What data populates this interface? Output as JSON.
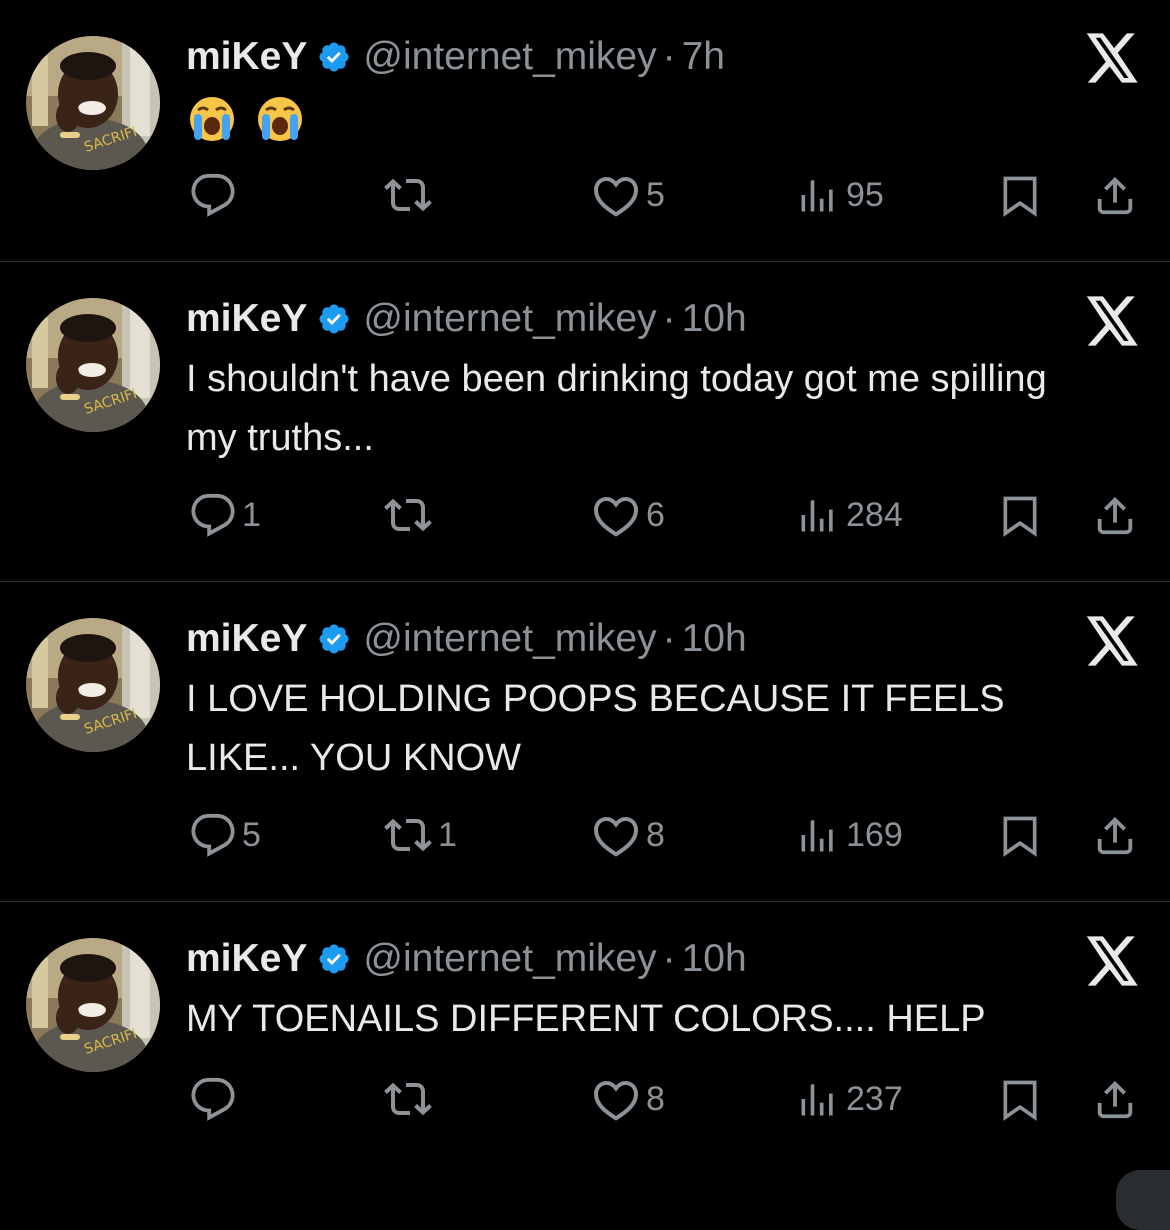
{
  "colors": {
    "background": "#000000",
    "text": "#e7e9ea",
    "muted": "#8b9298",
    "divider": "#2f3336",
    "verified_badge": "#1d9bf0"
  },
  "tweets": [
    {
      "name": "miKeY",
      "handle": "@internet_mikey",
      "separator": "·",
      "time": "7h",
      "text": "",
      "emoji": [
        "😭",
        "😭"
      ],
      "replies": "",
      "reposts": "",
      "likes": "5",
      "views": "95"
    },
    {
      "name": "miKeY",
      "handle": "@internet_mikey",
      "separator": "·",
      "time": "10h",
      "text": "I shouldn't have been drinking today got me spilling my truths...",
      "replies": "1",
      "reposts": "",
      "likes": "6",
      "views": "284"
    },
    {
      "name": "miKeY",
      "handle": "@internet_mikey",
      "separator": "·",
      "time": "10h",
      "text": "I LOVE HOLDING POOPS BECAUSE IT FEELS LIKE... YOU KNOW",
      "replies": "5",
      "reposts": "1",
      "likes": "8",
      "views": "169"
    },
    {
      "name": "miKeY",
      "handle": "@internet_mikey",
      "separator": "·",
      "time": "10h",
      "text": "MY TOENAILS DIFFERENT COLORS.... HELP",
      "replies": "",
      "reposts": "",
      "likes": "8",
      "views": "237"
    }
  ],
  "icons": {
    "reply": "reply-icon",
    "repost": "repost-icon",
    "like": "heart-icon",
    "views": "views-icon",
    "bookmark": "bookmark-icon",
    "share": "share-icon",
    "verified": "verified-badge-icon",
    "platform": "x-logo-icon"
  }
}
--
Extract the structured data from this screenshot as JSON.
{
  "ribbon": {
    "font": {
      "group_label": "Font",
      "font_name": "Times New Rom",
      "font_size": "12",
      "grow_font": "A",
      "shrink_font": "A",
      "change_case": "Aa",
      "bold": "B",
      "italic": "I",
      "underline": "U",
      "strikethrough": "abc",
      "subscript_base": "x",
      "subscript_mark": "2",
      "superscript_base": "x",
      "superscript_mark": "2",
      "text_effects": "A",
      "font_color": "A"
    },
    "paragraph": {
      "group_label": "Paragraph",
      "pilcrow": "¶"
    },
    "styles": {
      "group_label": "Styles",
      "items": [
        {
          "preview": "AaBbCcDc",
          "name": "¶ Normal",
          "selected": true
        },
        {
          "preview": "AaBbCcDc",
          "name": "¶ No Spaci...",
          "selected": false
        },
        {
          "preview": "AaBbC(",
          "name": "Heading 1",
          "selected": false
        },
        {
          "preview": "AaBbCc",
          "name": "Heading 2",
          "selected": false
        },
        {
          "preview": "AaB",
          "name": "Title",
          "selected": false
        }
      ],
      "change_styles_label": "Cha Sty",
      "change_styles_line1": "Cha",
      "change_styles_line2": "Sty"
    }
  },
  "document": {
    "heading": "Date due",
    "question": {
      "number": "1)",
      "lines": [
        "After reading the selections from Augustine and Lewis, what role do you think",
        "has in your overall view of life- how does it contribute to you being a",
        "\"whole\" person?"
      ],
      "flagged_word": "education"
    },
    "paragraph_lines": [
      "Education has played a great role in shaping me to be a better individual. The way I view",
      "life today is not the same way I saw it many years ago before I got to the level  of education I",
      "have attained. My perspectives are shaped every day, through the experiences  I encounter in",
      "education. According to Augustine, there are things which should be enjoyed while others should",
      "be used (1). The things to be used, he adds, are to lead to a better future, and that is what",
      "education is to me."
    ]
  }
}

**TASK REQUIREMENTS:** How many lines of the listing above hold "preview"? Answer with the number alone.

**SOLVED PROBLEM:** 5